*** Opening Source data ***

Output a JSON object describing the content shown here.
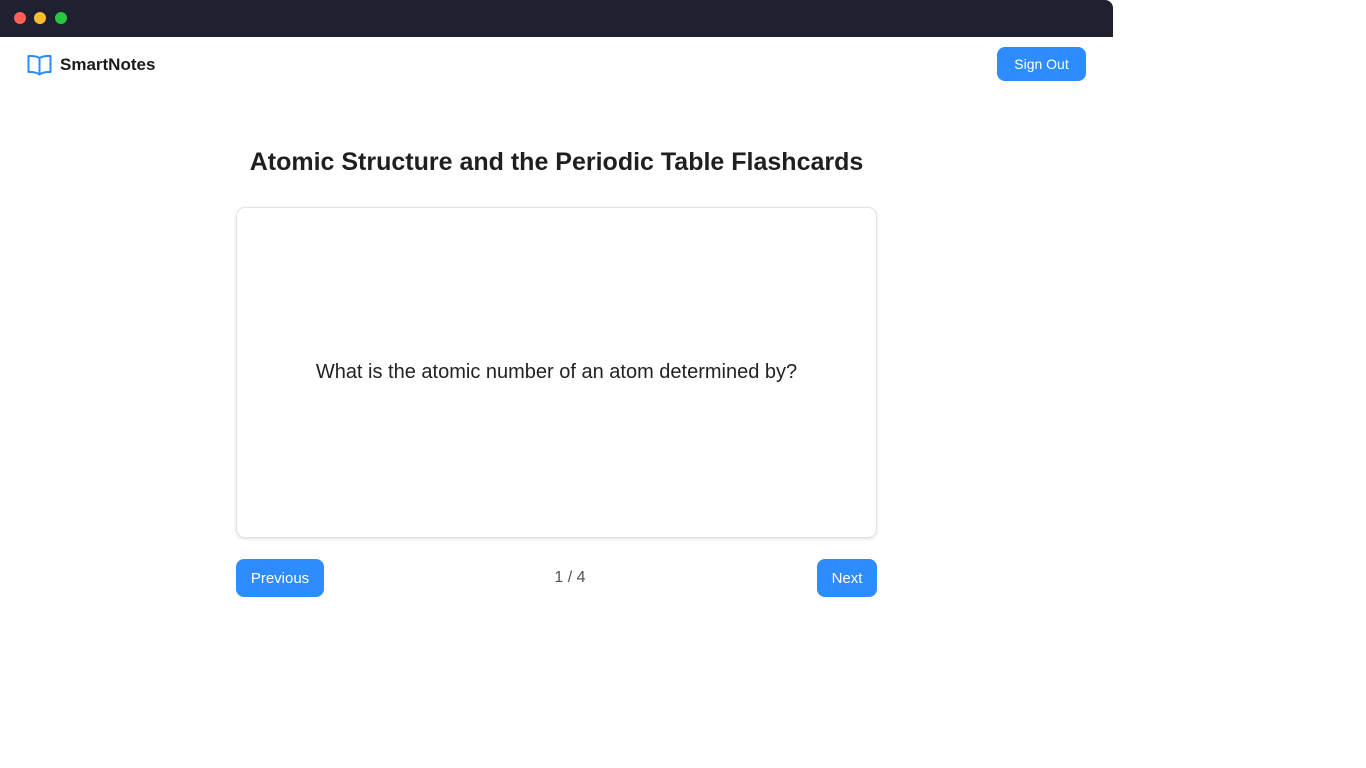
{
  "app": {
    "brand_name": "SmartNotes",
    "brand_icon": "open-book-icon",
    "accent_color": "#2d8cff"
  },
  "navbar": {
    "sign_out_label": "Sign Out"
  },
  "deck": {
    "title": "Atomic Structure and the Periodic Table Flashcards",
    "current_card": {
      "text": "What is the atomic number of an atom determined by?"
    },
    "counter": "1 / 4",
    "previous_label": "Previous",
    "next_label": "Next"
  }
}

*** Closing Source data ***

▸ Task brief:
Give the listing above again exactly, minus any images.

▸ Solution to the exercise:
Output a JSON object describing the content shown here.
{
  "app": {
    "brand_name": "SmartNotes",
    "brand_icon": "open-book-icon",
    "accent_color": "#2d8cff"
  },
  "navbar": {
    "sign_out_label": "Sign Out"
  },
  "deck": {
    "title": "Atomic Structure and the Periodic Table Flashcards",
    "current_card": {
      "text": "What is the atomic number of an atom determined by?"
    },
    "counter": "1 / 4",
    "previous_label": "Previous",
    "next_label": "Next"
  }
}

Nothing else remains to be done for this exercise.